Himes announced his candidacy on April 19, 2007, quickly receiving endorsements from several political action committees. His campaign was targeted by the Democratic Congressional Campaign Committee (DCCC) as a potential flip; indeed, he beat Republican incumbent Christopher Shays by a slim margin of 4 percentage points and has held the seat since. The figure in slide 1 shows vote counts by party in every election subsequent for this seat. Two patterns emerge that are consistent with broader literature. First, turnout was higher in presidential election years. Second, as a Democrat, Himes faced tighter races in Obama’s midterm years (2010 and 2014); we see tighter spreads in those years. (The President’s party typically underperforms in midterms.)
This slide cites literature that we have reviewed in class, mostly focusing on understanding systematic relationships between district-level characteristics and representatives’ propensity to vote for restrictive or permissive immigration policies. Multivariate analyses from Tom Wong and others find consistent patterns; members’ political party can predict these outcomes better than any other variable. However, party is downstream of properties of the district, and none of these studies directly measured constituents’ opinions on immigration. We might wonder then, whether it is in fact party, or instead these unobserved upstream properties, that are truly causing more or less restrictive floor votes. For that reason, we especially care about individual cases when investigating this question. Demographic characteristics like percentage of Hispanics or percent foreign-born are found to be significant, but with very weak point estimates, in Wong’s regressions (2014). This suggests these factors might retain salience in individual cases.
CT-4’s characteristics predict Himes to be quite liberal on immigration. The district is suburban and generally well-educated. It has a higher proportion of registered Democrats and a higher median income than the national average. Himes is nonetheless relatively conservative among House Democrats. His DW-NOMINATE score is -0.241, making him more liberal than 54% of the House, and more conservative than 84% of House Democrats. (source: Voteview) The relative wealth of CT-4 is perhaps the best explainer for this score; as former chair of the New Democrat Coalition, Himes has made clear his commitment to “pro-growth” policies including lower taxes. This neoliberal outlook would presume a preference for more open immigration policies, too.
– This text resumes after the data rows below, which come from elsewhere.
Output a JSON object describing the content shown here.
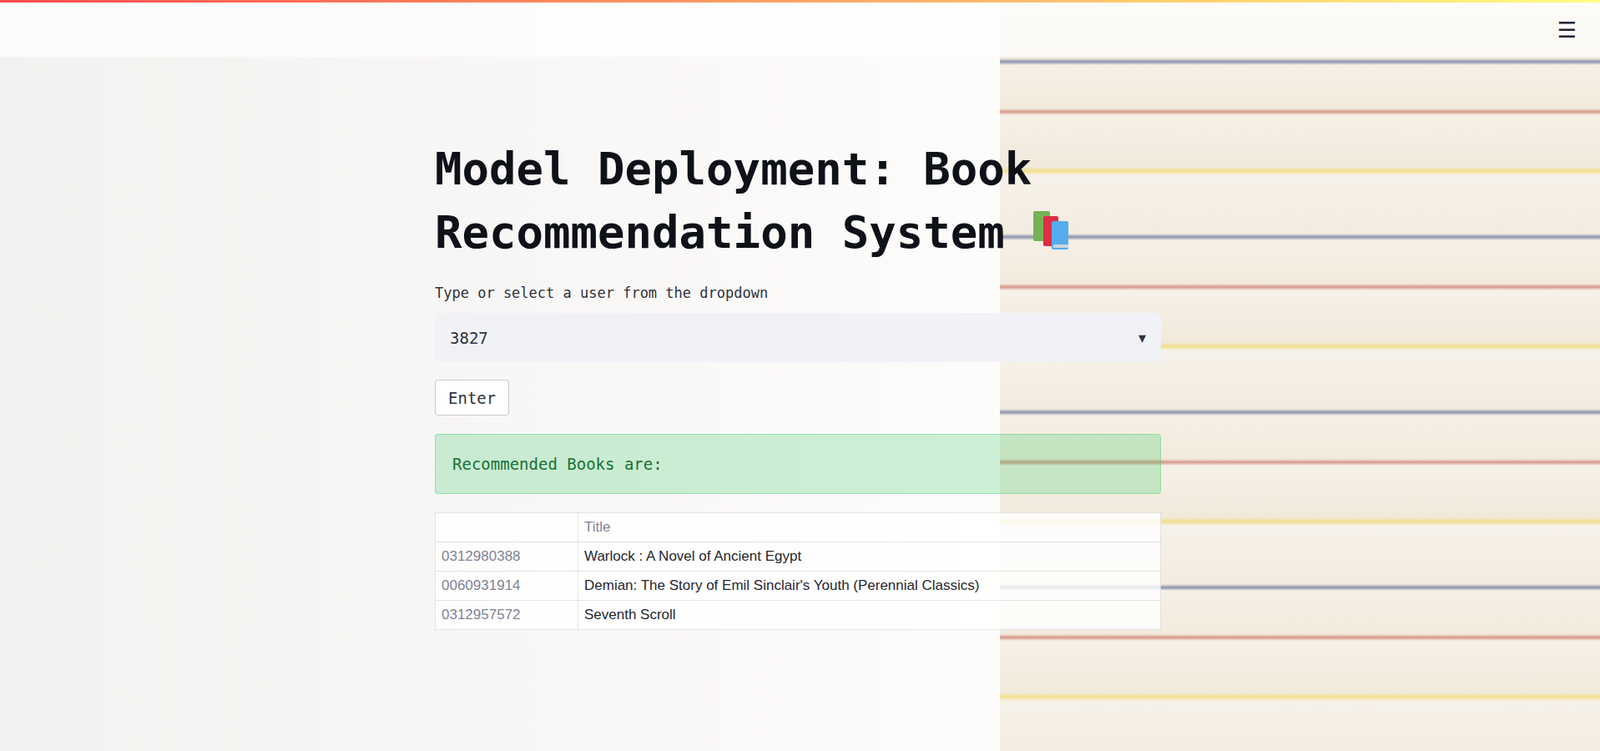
{
  "header": {
    "menu_icon": "☰"
  },
  "title": "Model Deployment: Book Recommendation System",
  "user_select": {
    "label": "Type or select a user from the dropdown",
    "value": "3827",
    "arrow": "▾"
  },
  "enter_button": {
    "label": "Enter"
  },
  "success": {
    "message": "Recommended Books are:"
  },
  "table": {
    "columns": [
      "",
      "Title"
    ],
    "rows": [
      {
        "index": "0312980388",
        "title": "Warlock : A Novel of Ancient Egypt"
      },
      {
        "index": "0060931914",
        "title": "Demian: The Story of Emil Sinclair's Youth (Perennial Classics)"
      },
      {
        "index": "0312957572",
        "title": "Seventh Scroll"
      }
    ]
  }
}
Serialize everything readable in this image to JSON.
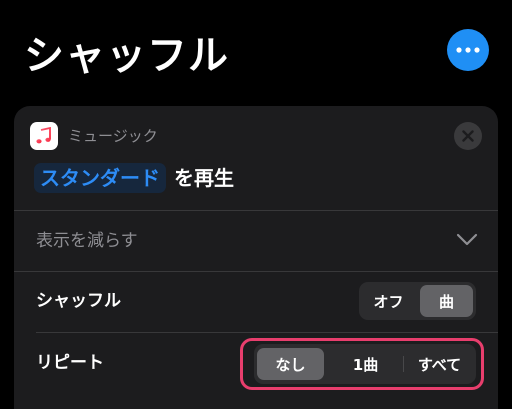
{
  "header": {
    "title": "シャッフル",
    "more_icon": "ellipsis-icon",
    "accent_color": "#1f8ff5"
  },
  "action_card": {
    "app_name": "ミュージック",
    "app_icon": "music-note-icon",
    "close_icon": "close-x-icon",
    "parameter": "スタンダード",
    "action_verb": "を再生",
    "show_less": "表示を減らす",
    "expand_icon": "chevron-down-icon",
    "shuffle": {
      "label": "シャッフル",
      "options": [
        "オフ",
        "曲"
      ],
      "selected": "曲"
    },
    "repeat": {
      "label": "リピート",
      "options": [
        "なし",
        "1曲",
        "すべて"
      ],
      "selected": "なし",
      "highlight_color": "#e83e6d"
    }
  }
}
Himes is active on Twitter, but not particularly so with respect to immigration. He has mostly criticized the President’s border wall proposal, arguing that it is ineffectual. On his website, he expresses a commitment to border security, along with a path to legalization for undocumented immigrants “in order to ensure that everyone pays their full and fair share of taxes.” Himes is not a legislative leader on the issue of immigration, as you can see in the top right hand corner of slide 4; his only sponsored bill was defeated in 2010. He has only broken with House Democrats a couple times on immigration votes: once in 2012 re: skilled immigration, and once in 2018 on a symbolic resolution about the voting enfranchisement.